Resentment at the way the ICC has administered the game over the past year may result in a no-confidence vote at FICA's world conference in Austin, Texas, on May 26.
''The two days (of the conference) will be dominated by Indian cricket, what to do about the IPL, Twenty20 and Stanford,'' FICA's international legal adviser Ian Smith said.
''People are increasingly seriously asking why aren't we walking away. The competence of the administrators is being called into question at a policy level. We believe that because the players are better organised and that talent has been radically revalued by the Indian leagues it's time to look at whether the players can do a better job than the current policy makers,'' he added.
The players' union has been angered by the ICC's handling of several major controversies including the racism row involving Harbhajan Singh and Andrew Symonds during India's recent tour of Australia.

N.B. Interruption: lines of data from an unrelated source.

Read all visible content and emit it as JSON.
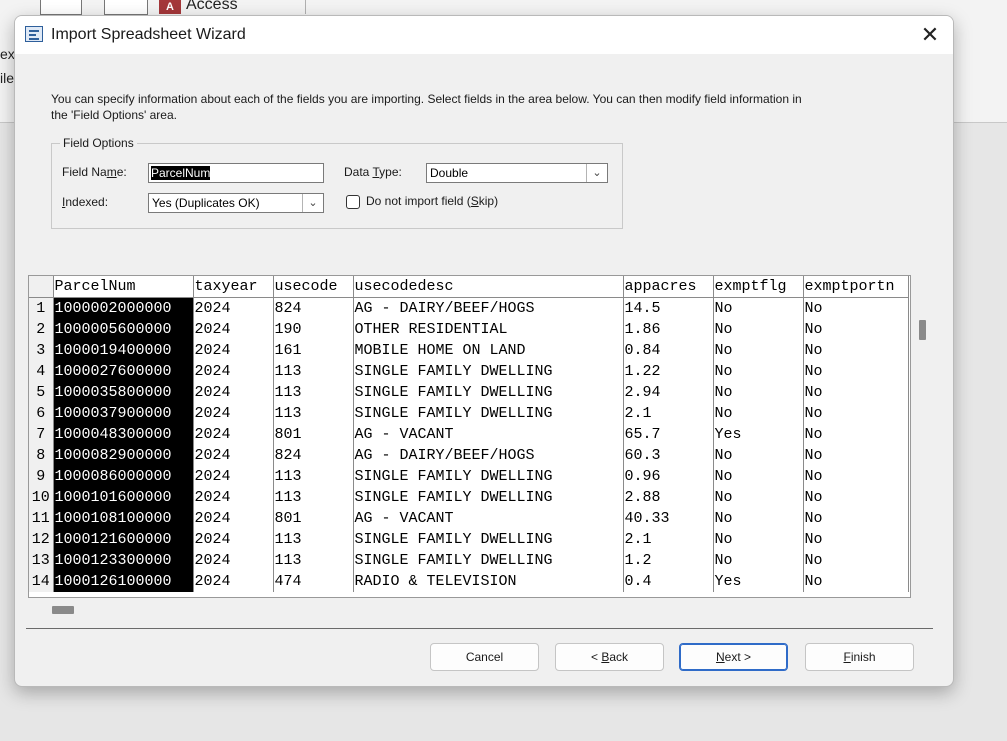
{
  "background": {
    "access_logo": "A",
    "app_label": "Access",
    "side_text_1": "ext",
    "side_text_2": "ile"
  },
  "dialog": {
    "title": "Import Spreadsheet Wizard",
    "close_glyph": "✕",
    "icon": "wizard-icon",
    "instructions": "You can specify information about each of the fields you are importing. Select fields in the area below. You can then modify field information in the 'Field Options' area."
  },
  "field_options": {
    "legend": "Field Options",
    "field_name_label": {
      "pre": "Field Na",
      "key": "m",
      "post": "e:"
    },
    "field_name_value": "ParcelNum",
    "data_type_label": {
      "pre": "Data ",
      "key": "T",
      "post": "ype:"
    },
    "data_type_value": "Double",
    "indexed_label": {
      "pre": "",
      "key": "I",
      "post": "ndexed:"
    },
    "indexed_value": "Yes (Duplicates OK)",
    "skip_label": {
      "pre": "Do not import field (",
      "key": "S",
      "post": "kip)"
    },
    "skip_checked": false
  },
  "grid": {
    "columns": [
      "ParcelNum",
      "taxyear",
      "usecode",
      "usecodedesc",
      "appacres",
      "exmptflg",
      "exmptportn"
    ],
    "rows": [
      [
        "1",
        "1000002000000",
        "2024",
        "824",
        "AG - DAIRY/BEEF/HOGS",
        "14.5",
        "No",
        "No"
      ],
      [
        "2",
        "1000005600000",
        "2024",
        "190",
        "OTHER RESIDENTIAL",
        "1.86",
        "No",
        "No"
      ],
      [
        "3",
        "1000019400000",
        "2024",
        "161",
        "MOBILE HOME ON LAND",
        "0.84",
        "No",
        "No"
      ],
      [
        "4",
        "1000027600000",
        "2024",
        "113",
        "SINGLE FAMILY DWELLING",
        "1.22",
        "No",
        "No"
      ],
      [
        "5",
        "1000035800000",
        "2024",
        "113",
        "SINGLE FAMILY DWELLING",
        "2.94",
        "No",
        "No"
      ],
      [
        "6",
        "1000037900000",
        "2024",
        "113",
        "SINGLE FAMILY DWELLING",
        "2.1",
        "No",
        "No"
      ],
      [
        "7",
        "1000048300000",
        "2024",
        "801",
        "AG - VACANT",
        "65.7",
        "Yes",
        "No"
      ],
      [
        "8",
        "1000082900000",
        "2024",
        "824",
        "AG - DAIRY/BEEF/HOGS",
        "60.3",
        "No",
        "No"
      ],
      [
        "9",
        "1000086000000",
        "2024",
        "113",
        "SINGLE FAMILY DWELLING",
        "0.96",
        "No",
        "No"
      ],
      [
        "10",
        "1000101600000",
        "2024",
        "113",
        "SINGLE FAMILY DWELLING",
        "2.88",
        "No",
        "No"
      ],
      [
        "11",
        "1000108100000",
        "2024",
        "801",
        "AG - VACANT",
        "40.33",
        "No",
        "No"
      ],
      [
        "12",
        "1000121600000",
        "2024",
        "113",
        "SINGLE FAMILY DWELLING",
        "2.1",
        "No",
        "No"
      ],
      [
        "13",
        "1000123300000",
        "2024",
        "113",
        "SINGLE FAMILY DWELLING",
        "1.2",
        "No",
        "No"
      ],
      [
        "14",
        "1000126100000",
        "2024",
        "474",
        "RADIO & TELEVISION",
        "0.4",
        "Yes",
        "No"
      ]
    ]
  },
  "buttons": {
    "cancel": {
      "pre": "Cancel",
      "key": "",
      "post": ""
    },
    "back": {
      "pre": "< ",
      "key": "B",
      "post": "ack"
    },
    "next": {
      "pre": "",
      "key": "N",
      "post": "ext >"
    },
    "finish": {
      "pre": "",
      "key": "F",
      "post": "inish"
    }
  }
}
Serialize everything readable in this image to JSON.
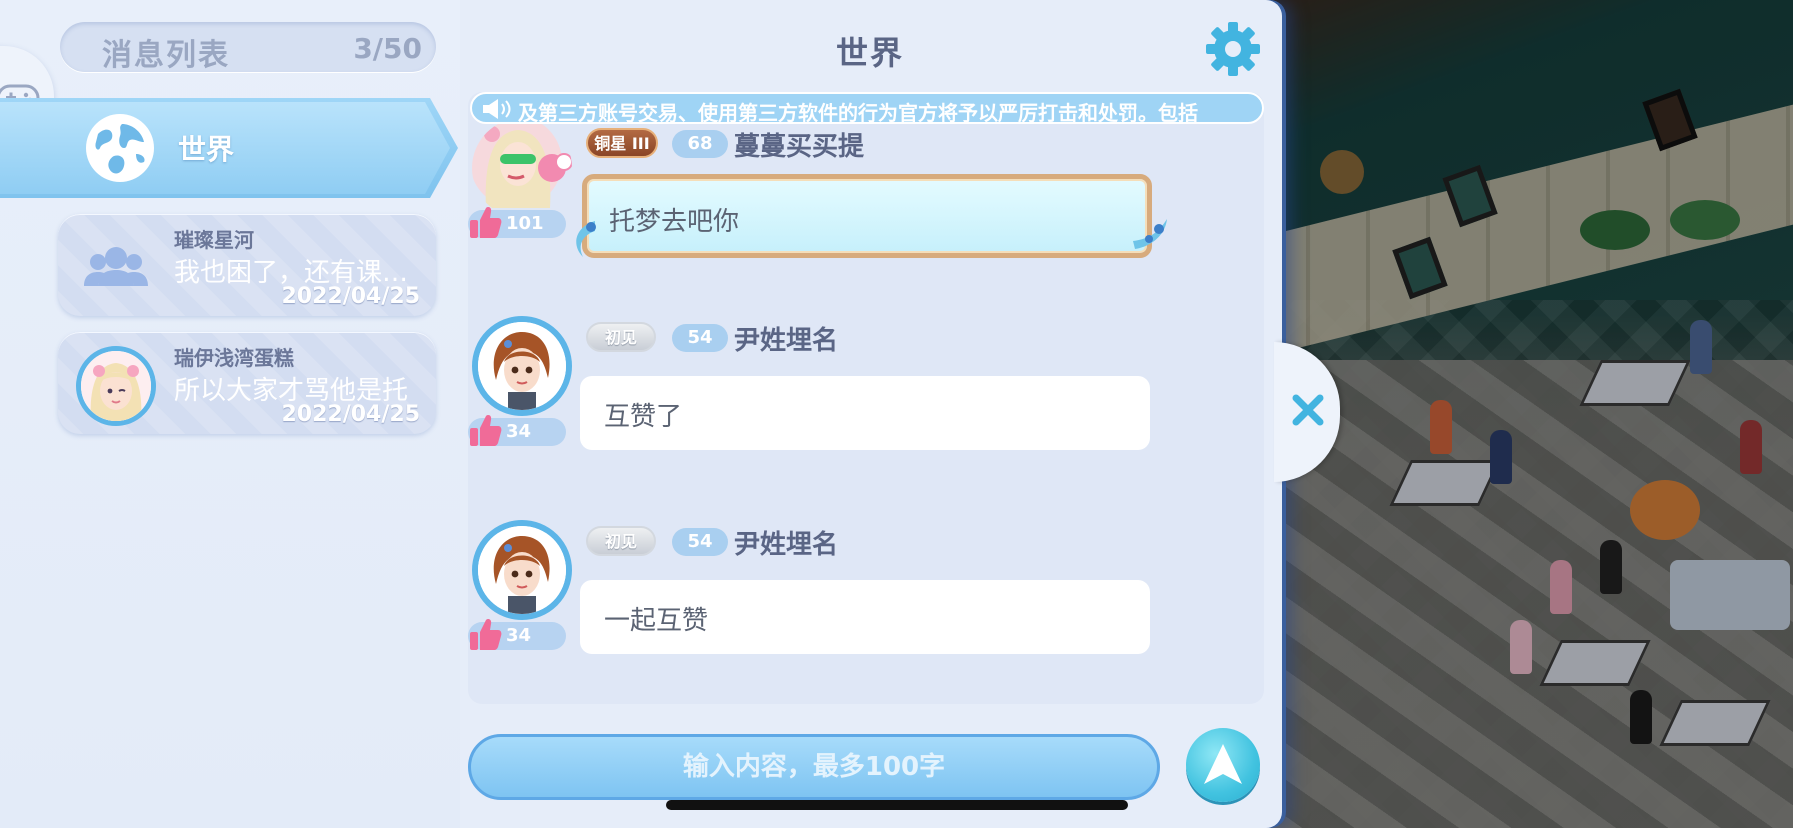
{
  "message_list": {
    "title": "消息列表",
    "count": "3/50"
  },
  "tabs": {
    "world_label": "世界"
  },
  "conversations": [
    {
      "name": "璀璨星河",
      "preview": "我也困了，还有课…",
      "date": "2022/04/25",
      "avatar": "group-icon"
    },
    {
      "name": "瑞伊浅湾蛋糕",
      "preview": "所以大家才骂他是托",
      "date": "2022/04/25",
      "avatar": "user-avatar"
    }
  ],
  "chat": {
    "title": "世界",
    "notice": "及第三方账号交易、使用第三方软件的行为官方将予以严厉打击和处罚。包括",
    "messages": [
      {
        "rank": "铜星 III",
        "level": "68",
        "name": "蔓蔓买买提",
        "likes": "101",
        "text": "托梦去吧你"
      },
      {
        "rank": "初见",
        "level": "54",
        "name": "尹姓埋名",
        "likes": "34",
        "text": "互赞了"
      },
      {
        "rank": "初见",
        "level": "54",
        "name": "尹姓埋名",
        "likes": "34",
        "text": "一起互赞"
      }
    ],
    "input_placeholder": "输入内容，最多100字"
  },
  "colors": {
    "panel_bg": "#e6edf9",
    "accent_blue": "#7fc3ee",
    "like_pink": "#f06b98",
    "title_text": "#5a6585"
  }
}
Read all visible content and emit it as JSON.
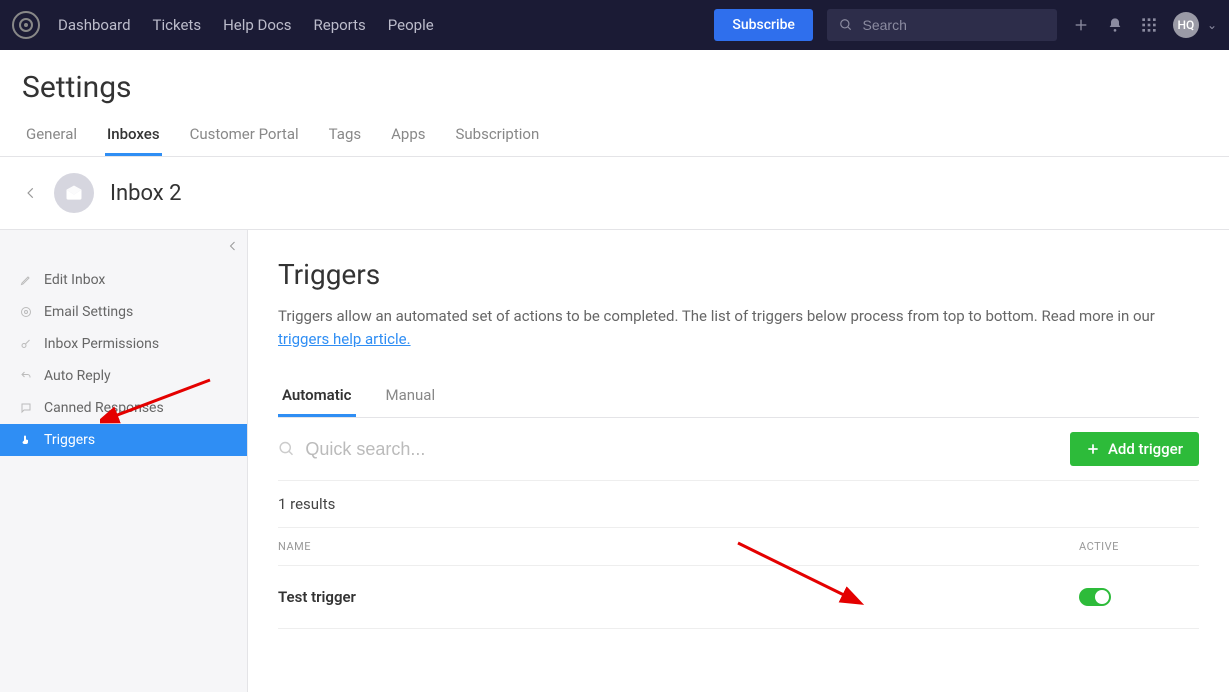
{
  "topbar": {
    "nav": [
      "Dashboard",
      "Tickets",
      "Help Docs",
      "Reports",
      "People"
    ],
    "subscribe": "Subscribe",
    "search_placeholder": "Search",
    "avatar": "HQ"
  },
  "page_title": "Settings",
  "settings_tabs": [
    "General",
    "Inboxes",
    "Customer Portal",
    "Tags",
    "Apps",
    "Subscription"
  ],
  "settings_active_tab": 1,
  "inbox": {
    "name": "Inbox 2"
  },
  "sidebar": {
    "items": [
      {
        "icon": "pencil",
        "label": "Edit Inbox"
      },
      {
        "icon": "at",
        "label": "Email Settings"
      },
      {
        "icon": "key",
        "label": "Inbox Permissions"
      },
      {
        "icon": "reply",
        "label": "Auto Reply"
      },
      {
        "icon": "chat",
        "label": "Canned Responses"
      },
      {
        "icon": "hand",
        "label": "Triggers"
      }
    ],
    "active_index": 5
  },
  "triggers": {
    "heading": "Triggers",
    "description": "Triggers allow an automated set of actions to be completed. The list of triggers below process from top to bottom. Read more in our ",
    "help_link_text": "triggers help article.",
    "tabs": [
      "Automatic",
      "Manual"
    ],
    "active_tab": 0,
    "quick_search_placeholder": "Quick search...",
    "add_button": "Add trigger",
    "results_text": "1 results",
    "columns": {
      "name": "NAME",
      "active": "ACTIVE"
    },
    "rows": [
      {
        "name": "Test trigger",
        "active": true
      }
    ]
  }
}
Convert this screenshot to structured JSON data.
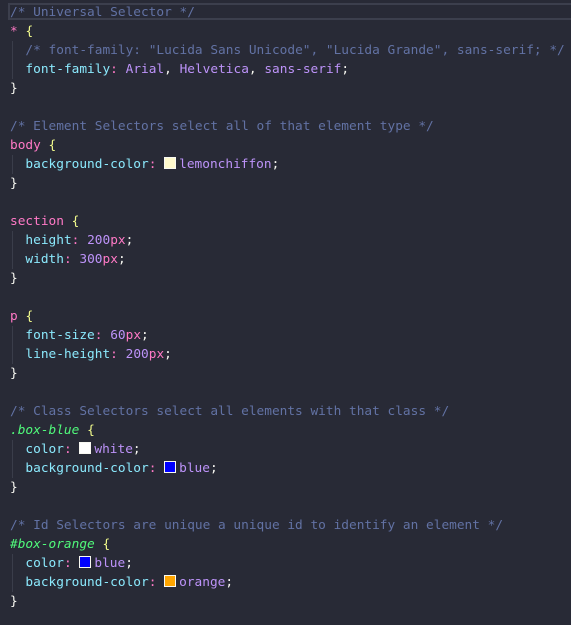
{
  "editor": {
    "language": "css",
    "theme_colors": {
      "background": "#282a36",
      "comment": "#6272a4",
      "element_selector": "#ff79c6",
      "class_selector": "#50fa7b",
      "property": "#8be9fd",
      "value": "#bd93f9"
    },
    "lines": [
      [
        [
          "comment",
          "/* Universal Selector */"
        ]
      ],
      [
        [
          "sel-uni",
          "*"
        ],
        [
          "x",
          " "
        ],
        [
          "brace",
          "{"
        ]
      ],
      [
        [
          "x",
          "  "
        ],
        [
          "comment",
          "/* font-family: \"Lucida Sans Unicode\", \"Lucida Grande\", sans-serif; */"
        ]
      ],
      [
        [
          "x",
          "  "
        ],
        [
          "prop",
          "font-family"
        ],
        [
          "punct",
          ":"
        ],
        [
          "x",
          " "
        ],
        [
          "val",
          "Arial"
        ],
        [
          "semi",
          ", "
        ],
        [
          "val",
          "Helvetica"
        ],
        [
          "semi",
          ", "
        ],
        [
          "val",
          "sans-serif"
        ],
        [
          "semi",
          ";"
        ]
      ],
      [
        [
          "close",
          "}"
        ]
      ],
      [],
      [
        [
          "comment",
          "/* Element Selectors select all of that element type */"
        ]
      ],
      [
        [
          "sel-el",
          "body"
        ],
        [
          "x",
          " "
        ],
        [
          "brace",
          "{"
        ]
      ],
      [
        [
          "x",
          "  "
        ],
        [
          "prop",
          "background-color"
        ],
        [
          "punct",
          ":"
        ],
        [
          "x",
          " "
        ],
        [
          "sw",
          "#fffacd"
        ],
        [
          "val",
          "lemonchiffon"
        ],
        [
          "semi",
          ";"
        ]
      ],
      [
        [
          "close",
          "}"
        ]
      ],
      [],
      [
        [
          "sel-el",
          "section"
        ],
        [
          "x",
          " "
        ],
        [
          "brace",
          "{"
        ]
      ],
      [
        [
          "x",
          "  "
        ],
        [
          "prop",
          "height"
        ],
        [
          "punct",
          ":"
        ],
        [
          "x",
          " "
        ],
        [
          "num",
          "200"
        ],
        [
          "unit",
          "px"
        ],
        [
          "semi",
          ";"
        ]
      ],
      [
        [
          "x",
          "  "
        ],
        [
          "prop",
          "width"
        ],
        [
          "punct",
          ":"
        ],
        [
          "x",
          " "
        ],
        [
          "num",
          "300"
        ],
        [
          "unit",
          "px"
        ],
        [
          "semi",
          ";"
        ]
      ],
      [
        [
          "close",
          "}"
        ]
      ],
      [],
      [
        [
          "sel-el",
          "p"
        ],
        [
          "x",
          " "
        ],
        [
          "brace",
          "{"
        ]
      ],
      [
        [
          "x",
          "  "
        ],
        [
          "prop",
          "font-size"
        ],
        [
          "punct",
          ":"
        ],
        [
          "x",
          " "
        ],
        [
          "num",
          "60"
        ],
        [
          "unit",
          "px"
        ],
        [
          "semi",
          ";"
        ]
      ],
      [
        [
          "x",
          "  "
        ],
        [
          "prop",
          "line-height"
        ],
        [
          "punct",
          ":"
        ],
        [
          "x",
          " "
        ],
        [
          "num",
          "200"
        ],
        [
          "unit",
          "px"
        ],
        [
          "semi",
          ";"
        ]
      ],
      [
        [
          "close",
          "}"
        ]
      ],
      [],
      [
        [
          "comment",
          "/* Class Selectors select all elements with that class */"
        ]
      ],
      [
        [
          "sel-cls",
          ".box-blue"
        ],
        [
          "x",
          " "
        ],
        [
          "brace",
          "{"
        ]
      ],
      [
        [
          "x",
          "  "
        ],
        [
          "prop",
          "color"
        ],
        [
          "punct",
          ":"
        ],
        [
          "x",
          " "
        ],
        [
          "sw",
          "#ffffff"
        ],
        [
          "val",
          "white"
        ],
        [
          "semi",
          ";"
        ]
      ],
      [
        [
          "x",
          "  "
        ],
        [
          "prop",
          "background-color"
        ],
        [
          "punct",
          ":"
        ],
        [
          "x",
          " "
        ],
        [
          "sw",
          "#0000ff"
        ],
        [
          "val",
          "blue"
        ],
        [
          "semi",
          ";"
        ]
      ],
      [
        [
          "close",
          "}"
        ]
      ],
      [],
      [
        [
          "comment",
          "/* Id Selectors are unique a unique id to identify an element */"
        ]
      ],
      [
        [
          "sel-id",
          "#box-orange"
        ],
        [
          "x",
          " "
        ],
        [
          "brace",
          "{"
        ]
      ],
      [
        [
          "x",
          "  "
        ],
        [
          "prop",
          "color"
        ],
        [
          "punct",
          ":"
        ],
        [
          "x",
          " "
        ],
        [
          "sw",
          "#0000ff"
        ],
        [
          "val",
          "blue"
        ],
        [
          "semi",
          ";"
        ]
      ],
      [
        [
          "x",
          "  "
        ],
        [
          "prop",
          "background-color"
        ],
        [
          "punct",
          ":"
        ],
        [
          "x",
          " "
        ],
        [
          "sw",
          "#ffa500"
        ],
        [
          "val",
          "orange"
        ],
        [
          "semi",
          ";"
        ]
      ],
      [
        [
          "close",
          "}"
        ]
      ]
    ]
  }
}
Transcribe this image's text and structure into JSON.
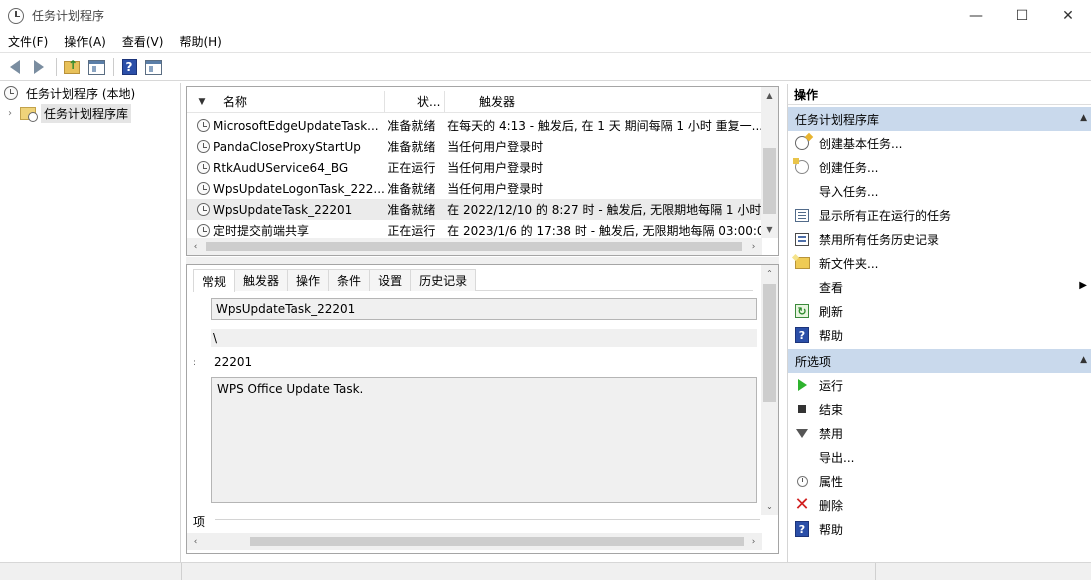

Smith hopes the resolution at the FICA conference will be a demand for increased accountability in the ICC's Indian-dominated governing board. But other voices are not so conciliatory.
''There is no loyalty at all (from the players) towards the ICC at the top level,'' he remarked. ''We know that if someone came along and said let's do a 10-year, one billion pounds deal and create a world circus of cricket, we could take the top 200 players in the world into that circus if there is a guaranteed good income, good competition and good standard of living. All it would take is one broadcast deal.
''So there's no trust between the top level of cricket administrators and the guys who play it. It's not the fault of the executive of the ICC - people like Malcolm Speed are good guys who do their best for the game. It's that the decisions of the ICC are governed by the board and the structure of the ICC is wrong for world cricket. They've cocked up on every single policy issue.''
FICA chief executive Tim May, and members such as England's Sean Morris, South Africa's Tony Irish -the FICA secretary - Australia's Paul Marsh and New Zealand's Heath Mills are said to be of a similar mind. That represents the majority of FICA's executive officers, who are expected to call for the appointment of independent management consultants to undertake a structural review of the ICC.
''You can't have 10 people on the ICC board voting on every single issue out of self-interest,'' Smith said. ''We want an independent executive answerable to its shareholders once a year at an AGM.''